*Exercise details:*
Please go line by line through the material and copy each one containing the word "Fehlerfrei".

*Provided data:*

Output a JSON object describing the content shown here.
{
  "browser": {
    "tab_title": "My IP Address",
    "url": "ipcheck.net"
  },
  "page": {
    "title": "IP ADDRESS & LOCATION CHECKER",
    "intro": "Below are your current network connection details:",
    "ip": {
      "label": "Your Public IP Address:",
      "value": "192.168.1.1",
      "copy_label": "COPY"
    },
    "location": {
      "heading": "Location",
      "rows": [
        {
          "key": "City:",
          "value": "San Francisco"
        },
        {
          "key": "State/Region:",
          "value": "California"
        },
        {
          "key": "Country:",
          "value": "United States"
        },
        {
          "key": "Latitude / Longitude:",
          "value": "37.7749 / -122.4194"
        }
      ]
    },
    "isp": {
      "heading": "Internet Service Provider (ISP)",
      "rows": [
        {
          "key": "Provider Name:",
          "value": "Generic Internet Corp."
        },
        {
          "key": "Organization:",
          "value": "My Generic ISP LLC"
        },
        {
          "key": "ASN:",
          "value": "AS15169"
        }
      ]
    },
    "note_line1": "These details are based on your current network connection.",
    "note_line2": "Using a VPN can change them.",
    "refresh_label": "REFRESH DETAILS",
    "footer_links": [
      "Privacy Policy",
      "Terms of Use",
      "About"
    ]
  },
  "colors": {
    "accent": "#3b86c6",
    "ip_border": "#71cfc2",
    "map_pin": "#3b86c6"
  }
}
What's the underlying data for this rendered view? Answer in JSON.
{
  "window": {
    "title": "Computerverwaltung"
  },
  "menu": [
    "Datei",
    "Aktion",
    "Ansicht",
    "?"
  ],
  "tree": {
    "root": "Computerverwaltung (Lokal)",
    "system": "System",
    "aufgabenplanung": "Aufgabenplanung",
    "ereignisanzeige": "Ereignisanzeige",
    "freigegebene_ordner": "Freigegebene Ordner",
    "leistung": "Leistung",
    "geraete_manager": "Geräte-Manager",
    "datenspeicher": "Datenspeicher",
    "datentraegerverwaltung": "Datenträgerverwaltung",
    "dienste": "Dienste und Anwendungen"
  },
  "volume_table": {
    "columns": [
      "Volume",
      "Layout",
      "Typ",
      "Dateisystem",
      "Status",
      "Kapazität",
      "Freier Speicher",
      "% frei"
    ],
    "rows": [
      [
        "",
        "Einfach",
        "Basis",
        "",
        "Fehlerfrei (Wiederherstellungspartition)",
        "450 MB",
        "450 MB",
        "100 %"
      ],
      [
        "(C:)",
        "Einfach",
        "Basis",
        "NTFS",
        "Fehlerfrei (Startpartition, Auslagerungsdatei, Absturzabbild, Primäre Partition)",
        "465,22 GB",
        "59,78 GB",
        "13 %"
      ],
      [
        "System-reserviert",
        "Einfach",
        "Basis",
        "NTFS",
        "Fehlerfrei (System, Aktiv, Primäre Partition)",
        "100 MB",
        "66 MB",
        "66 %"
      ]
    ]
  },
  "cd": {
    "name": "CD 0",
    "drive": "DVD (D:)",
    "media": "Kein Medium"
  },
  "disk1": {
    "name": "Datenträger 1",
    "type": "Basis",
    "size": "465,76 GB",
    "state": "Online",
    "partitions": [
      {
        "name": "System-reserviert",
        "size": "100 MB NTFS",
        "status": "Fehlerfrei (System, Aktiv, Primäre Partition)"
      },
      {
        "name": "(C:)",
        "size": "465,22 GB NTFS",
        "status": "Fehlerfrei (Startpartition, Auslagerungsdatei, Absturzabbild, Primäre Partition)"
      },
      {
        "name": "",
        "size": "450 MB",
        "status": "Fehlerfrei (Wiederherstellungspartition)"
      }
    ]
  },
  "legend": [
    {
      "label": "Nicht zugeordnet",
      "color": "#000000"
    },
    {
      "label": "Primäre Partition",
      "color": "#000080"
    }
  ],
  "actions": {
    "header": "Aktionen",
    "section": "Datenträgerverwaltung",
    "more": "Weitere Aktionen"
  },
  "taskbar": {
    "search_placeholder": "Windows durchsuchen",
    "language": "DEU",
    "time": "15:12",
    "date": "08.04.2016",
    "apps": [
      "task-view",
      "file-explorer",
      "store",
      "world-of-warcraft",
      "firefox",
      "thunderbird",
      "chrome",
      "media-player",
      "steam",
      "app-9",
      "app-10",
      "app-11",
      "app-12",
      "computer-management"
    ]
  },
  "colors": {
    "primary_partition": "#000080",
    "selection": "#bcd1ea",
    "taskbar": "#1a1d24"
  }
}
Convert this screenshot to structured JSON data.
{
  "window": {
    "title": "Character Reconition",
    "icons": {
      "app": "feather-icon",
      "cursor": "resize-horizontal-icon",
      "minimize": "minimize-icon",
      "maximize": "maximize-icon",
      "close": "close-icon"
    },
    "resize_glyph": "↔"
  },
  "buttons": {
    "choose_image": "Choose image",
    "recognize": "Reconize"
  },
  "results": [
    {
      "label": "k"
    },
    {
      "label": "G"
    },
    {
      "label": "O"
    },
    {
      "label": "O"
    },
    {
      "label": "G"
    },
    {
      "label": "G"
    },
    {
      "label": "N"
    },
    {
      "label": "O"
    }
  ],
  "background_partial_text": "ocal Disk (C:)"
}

*Answer to the problem:*
        "Fehlerfrei (Wiederherstellungspartition)",
        "Fehlerfrei (Startpartition, Auslagerungsdatei, Absturzabbild, Primäre Partition)",
        "Fehlerfrei (System, Aktiv, Primäre Partition)",
        "status": "Fehlerfrei (System, Aktiv, Primäre Partition)"
        "status": "Fehlerfrei (Startpartition, Auslagerungsdatei, Absturzabbild, Primäre Partition)"
        "status": "Fehlerfrei (Wiederherstellungspartition)"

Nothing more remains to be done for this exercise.